Is kabocha squash the same as pumpkin?

Is kabocha squash the same as pumpkin?

What is Kabocha Squash (Japanese Pumpkin)? Kabocha squash, also known as Japanese pumpkin, is perfect for roasting, stuffing, pureeing, and more. This versatile winter squash will soon become your go-to fall ingredient.

Is kabocha pumpkin sweet?

If you haven’t heard of kabocha, now’s the time to get to know the tasty Japanese squash. It has a fluffy texture similar to chestnut and a sweet flavor that tastes like sweet potato mixed with pumpkin. Plus, it’s packed with beta carotene, iron and vitamin C.

Can you eat kabocha pumpkins?

Culinary use. Kabocha has an exceptional sweet flavor, even sweeter than butternut squash. It is similar in texture and flavor to a pumpkin and sweet potato combined. It can be roasted after cutting the squash in half, scooping out the seeds, and then cutting the squash into wedges.

Is kabocha pumpkin healthy?

Kabocha Benefits. Kabocha is packed with nutrients that are related to preventing diabetes, boosting the immune system, preventing cancer, treating inflammation, and promoting heart health. Kabocha provides vitamins A and C, some B vitamins, fiber, magnesium, potassium, and antioxidants.

Is it OK to eat kabocha skin?

The kabocha skin is edible. Many Japanese kabocha recipes such as kabocha tempura and simmered kabocha require to keep the skin on. However, if you want to show that beautiful orange color in your recipe, you have to remove the rind as the dark green kabocha skin will not keep the beautiful orange flesh color.

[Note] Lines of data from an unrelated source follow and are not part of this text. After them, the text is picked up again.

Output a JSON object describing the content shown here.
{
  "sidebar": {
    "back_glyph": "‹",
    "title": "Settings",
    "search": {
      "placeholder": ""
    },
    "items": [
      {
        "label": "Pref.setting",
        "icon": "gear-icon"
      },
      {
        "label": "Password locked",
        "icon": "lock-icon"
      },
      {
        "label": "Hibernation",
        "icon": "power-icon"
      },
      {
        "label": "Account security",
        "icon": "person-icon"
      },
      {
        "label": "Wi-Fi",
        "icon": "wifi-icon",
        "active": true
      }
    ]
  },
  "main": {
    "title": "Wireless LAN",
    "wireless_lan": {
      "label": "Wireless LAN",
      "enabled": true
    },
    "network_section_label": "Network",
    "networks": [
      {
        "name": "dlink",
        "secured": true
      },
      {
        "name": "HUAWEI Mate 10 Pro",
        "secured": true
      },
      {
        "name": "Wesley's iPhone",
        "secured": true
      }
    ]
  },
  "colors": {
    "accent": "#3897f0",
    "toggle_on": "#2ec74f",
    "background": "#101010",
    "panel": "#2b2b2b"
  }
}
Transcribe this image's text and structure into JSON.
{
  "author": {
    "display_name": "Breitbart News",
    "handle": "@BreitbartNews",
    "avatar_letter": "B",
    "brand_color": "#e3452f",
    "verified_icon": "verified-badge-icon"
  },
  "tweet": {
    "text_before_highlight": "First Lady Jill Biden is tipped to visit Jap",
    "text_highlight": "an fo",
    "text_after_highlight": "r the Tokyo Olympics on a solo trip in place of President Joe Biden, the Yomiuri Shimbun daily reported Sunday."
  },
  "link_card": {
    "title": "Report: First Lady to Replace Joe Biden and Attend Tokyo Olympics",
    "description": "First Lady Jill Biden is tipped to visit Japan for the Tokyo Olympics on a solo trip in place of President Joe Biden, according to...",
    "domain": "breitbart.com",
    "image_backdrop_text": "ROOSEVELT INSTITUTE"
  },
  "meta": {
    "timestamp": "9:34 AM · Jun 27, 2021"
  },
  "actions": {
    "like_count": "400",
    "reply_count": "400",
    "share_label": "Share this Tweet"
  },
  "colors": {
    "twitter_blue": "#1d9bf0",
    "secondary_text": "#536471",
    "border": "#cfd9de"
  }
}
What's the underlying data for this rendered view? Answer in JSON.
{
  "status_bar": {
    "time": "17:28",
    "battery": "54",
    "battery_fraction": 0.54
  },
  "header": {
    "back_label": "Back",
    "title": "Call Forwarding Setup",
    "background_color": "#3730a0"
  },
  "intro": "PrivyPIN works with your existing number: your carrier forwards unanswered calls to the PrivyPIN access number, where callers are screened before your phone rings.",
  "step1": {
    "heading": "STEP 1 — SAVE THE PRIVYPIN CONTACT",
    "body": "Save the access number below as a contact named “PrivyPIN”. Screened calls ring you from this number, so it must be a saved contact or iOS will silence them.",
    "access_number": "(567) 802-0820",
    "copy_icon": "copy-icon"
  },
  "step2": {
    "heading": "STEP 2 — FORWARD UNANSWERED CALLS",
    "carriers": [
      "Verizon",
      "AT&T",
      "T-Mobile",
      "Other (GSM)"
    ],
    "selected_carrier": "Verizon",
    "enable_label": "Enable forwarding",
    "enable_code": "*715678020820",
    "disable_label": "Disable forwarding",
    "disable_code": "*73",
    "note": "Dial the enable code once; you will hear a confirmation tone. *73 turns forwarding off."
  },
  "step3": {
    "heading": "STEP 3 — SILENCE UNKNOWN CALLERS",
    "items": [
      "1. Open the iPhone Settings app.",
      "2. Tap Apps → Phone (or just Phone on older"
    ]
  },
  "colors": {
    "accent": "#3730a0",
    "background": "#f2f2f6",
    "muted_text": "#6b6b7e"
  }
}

Is kabocha good for diabetics?

Kabocha squash is a low glycemic food. This is particularly important if you have type 2 diabetes or at risk of developing it. Low-glycemic diets have also been linked to reduced risks for cancer, heart disease, and other conditions,” reports Harvard Health.

Can you eat kabocha skin?

Is kabocha high in carbs?

Even though kabocha is naturally sweet, it’s pretty low-carb/keto friendly at ~8g net carbs per cup, which is around 2 servings worth. It’s also packed with other healthy goodies like beta carotene (Vitamin A), Vitamin C and other essential minerals that help combat free radical cells among other health benefits.

Is kabocha a carb?

What is kabocha drink good for?

Kombucha is a fermented tea that has been consumed for thousands of years. Not only does it have the same health benefits as tea — it’s also rich in beneficial probiotics. Kombucha also contains antioxidants, can kill harmful bacteria and may help fight several diseases.

How do you know when kabocha is ripe?

Kabocha is grown year-round, but they are best in the late summer to late fall. When picking out the perfect kabocha squash, the two most important factors to consider are color and weight. Choose kabocha that has a firm, deep-colored green rind. Some faint stripes, bumps, or blemishes on the skin are fine.

What kind of squash is called kabocha pumpkin?

Kabocha (かぼちゃ, 南瓜) is a type of squash and here in North America, it’s also called kabocha squash. I am not sure why, but in Japan, it is known as “pumpkin” instead of squash. I learned that it’s called kabocha pumpkin in Australia (am I right?). Kabocha is notorious for its really tough green skin.

How do you prepare a pumpkin for kabocha?

Start by scooping the seeds and pulp out of your kabocha pumpkin and rinse it under warm water, making sure to clean the skin well, as it is edible and we will be using it in this dish. Slice your pumpkin into slightly larger than bitesize pieces and place it to one side.

Which is better for you pumpkin or kabocha?

Like pumpkin, kabocha’s bright orange flesh is high in the anti-oxidant beta-carotene, which translates to vision-protecting Vitamin A. The skin is also an excellent source of fiber. Additionally, using kabocha squash in any dish boosts the sweetness without adding extra sugar.

What kind of food does kabocha taste like?

Culinary use. Kabocha has an exceptional sweet flavor, even sweeter than butternut squash. It is similar in texture and flavor to a pumpkin and sweet potato combined. Some kabocha can taste like Russet potatoes or chestnuts.